◆ **Task to complete**
Every record should be copied exactly, and the images omitted.

◆ **Extracted material**
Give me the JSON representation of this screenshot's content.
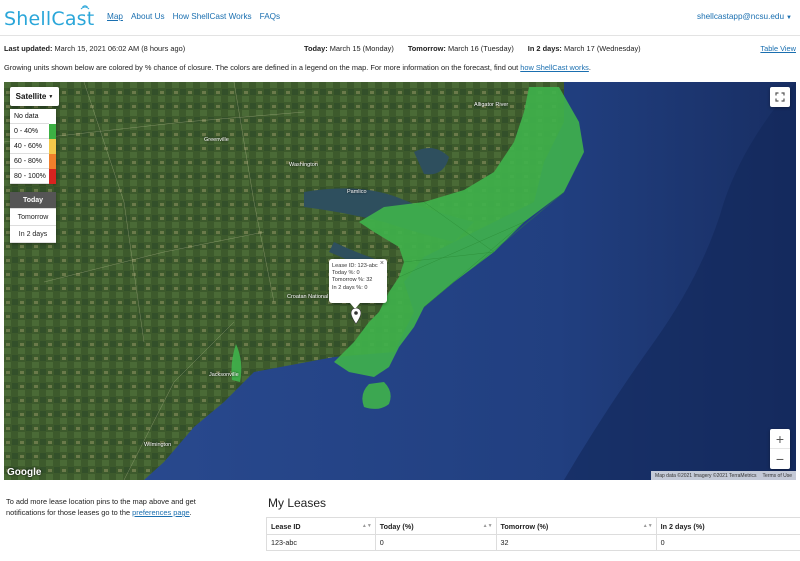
{
  "brand": {
    "name": "ShellCast",
    "color": "#2aa6d9"
  },
  "nav": [
    {
      "label": "Map",
      "active": true
    },
    {
      "label": "About Us",
      "active": false
    },
    {
      "label": "How ShellCast Works",
      "active": false
    },
    {
      "label": "FAQs",
      "active": false
    }
  ],
  "user": {
    "email": "shellcastapp@ncsu.edu"
  },
  "info": {
    "last_updated_label": "Last updated:",
    "last_updated_value": "March 15, 2021 06:02 AM (8 hours ago)",
    "today_label": "Today:",
    "today_value": "March 15 (Monday)",
    "tomorrow_label": "Tomorrow:",
    "tomorrow_value": "March 16 (Tuesday)",
    "in2_label": "In 2 days:",
    "in2_value": "March 17 (Wednesday)",
    "table_view": "Table View"
  },
  "legend_desc": {
    "text": "Growing units shown below are colored by % chance of closure. The colors are defined in a legend on the map. For more information on the forecast, find out ",
    "link": "how ShellCast works",
    "end": "."
  },
  "map": {
    "type_label": "Satellite",
    "legend": [
      {
        "label": "No data",
        "color": "#ffffff"
      },
      {
        "label": "0 - 40%",
        "color": "#3cb043"
      },
      {
        "label": "40 - 60%",
        "color": "#f2c84b"
      },
      {
        "label": "60 - 80%",
        "color": "#f07f2b"
      },
      {
        "label": "80 - 100%",
        "color": "#d7231f"
      }
    ],
    "days": [
      {
        "label": "Today",
        "active": true
      },
      {
        "label": "Tomorrow",
        "active": false
      },
      {
        "label": "In 2 days",
        "active": false
      }
    ],
    "popup": {
      "lease": "Lease ID: 123-abc",
      "today": "Today %: 0",
      "tomorrow": "Tomorrow %: 32",
      "in2": "In 2 days %: 0"
    },
    "places": [
      "Pamlico",
      "Croatan National Forest",
      "Wilmington",
      "Washington",
      "Greenville",
      "Jacksonville",
      "Alligator River"
    ],
    "google": "Google",
    "attribution": [
      "Map data ©2021 Imagery ©2021 TerraMetrics",
      "Terms of Use"
    ],
    "zoom_in": "+",
    "zoom_out": "−"
  },
  "bottom": {
    "pref_text": "To add more lease location pins to the map above and get notifications for those leases go to the ",
    "pref_link": "preferences page",
    "pref_end": ".",
    "leases_title": "My Leases",
    "columns": [
      "Lease ID",
      "Today (%)",
      "Tomorrow (%)",
      "In 2 days (%)"
    ],
    "rows": [
      [
        "123-abc",
        "0",
        "32",
        "0"
      ]
    ]
  }
}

◆ **Result below**
Give me the JSON representation of this screenshot's content.
{
  "brand": {
    "name": "ShellCast",
    "color": "#2aa6d9"
  },
  "nav": [
    {
      "label": "Map",
      "active": true
    },
    {
      "label": "About Us",
      "active": false
    },
    {
      "label": "How ShellCast Works",
      "active": false
    },
    {
      "label": "FAQs",
      "active": false
    }
  ],
  "user": {
    "email": "shellcastapp@ncsu.edu"
  },
  "info": {
    "last_updated_label": "Last updated:",
    "last_updated_value": "March 15, 2021 06:02 AM (8 hours ago)",
    "today_label": "Today:",
    "today_value": "March 15 (Monday)",
    "tomorrow_label": "Tomorrow:",
    "tomorrow_value": "March 16 (Tuesday)",
    "in2_label": "In 2 days:",
    "in2_value": "March 17 (Wednesday)",
    "table_view": "Table View"
  },
  "legend_desc": {
    "text": "Growing units shown below are colored by % chance of closure. The colors are defined in a legend on the map. For more information on the forecast, find out ",
    "link": "how ShellCast works",
    "end": "."
  },
  "map": {
    "type_label": "Satellite",
    "legend": [
      {
        "label": "No data",
        "color": "#ffffff"
      },
      {
        "label": "0 - 40%",
        "color": "#3cb043"
      },
      {
        "label": "40 - 60%",
        "color": "#f2c84b"
      },
      {
        "label": "60 - 80%",
        "color": "#f07f2b"
      },
      {
        "label": "80 - 100%",
        "color": "#d7231f"
      }
    ],
    "days": [
      {
        "label": "Today",
        "active": true
      },
      {
        "label": "Tomorrow",
        "active": false
      },
      {
        "label": "In 2 days",
        "active": false
      }
    ],
    "popup": {
      "lease": "Lease ID: 123-abc",
      "today": "Today %: 0",
      "tomorrow": "Tomorrow %: 32",
      "in2": "In 2 days %: 0"
    },
    "places": [
      "Pamlico",
      "Croatan National Forest",
      "Wilmington",
      "Washington",
      "Greenville",
      "Jacksonville",
      "Alligator River"
    ],
    "google": "Google",
    "attribution": [
      "Map data ©2021 Imagery ©2021 TerraMetrics",
      "Terms of Use"
    ],
    "zoom_in": "+",
    "zoom_out": "−"
  },
  "bottom": {
    "pref_text": "To add more lease location pins to the map above and get notifications for those leases go to the ",
    "pref_link": "preferences page",
    "pref_end": ".",
    "leases_title": "My Leases",
    "columns": [
      "Lease ID",
      "Today (%)",
      "Tomorrow (%)",
      "In 2 days (%)"
    ],
    "rows": [
      [
        "123-abc",
        "0",
        "32",
        "0"
      ]
    ]
  }
}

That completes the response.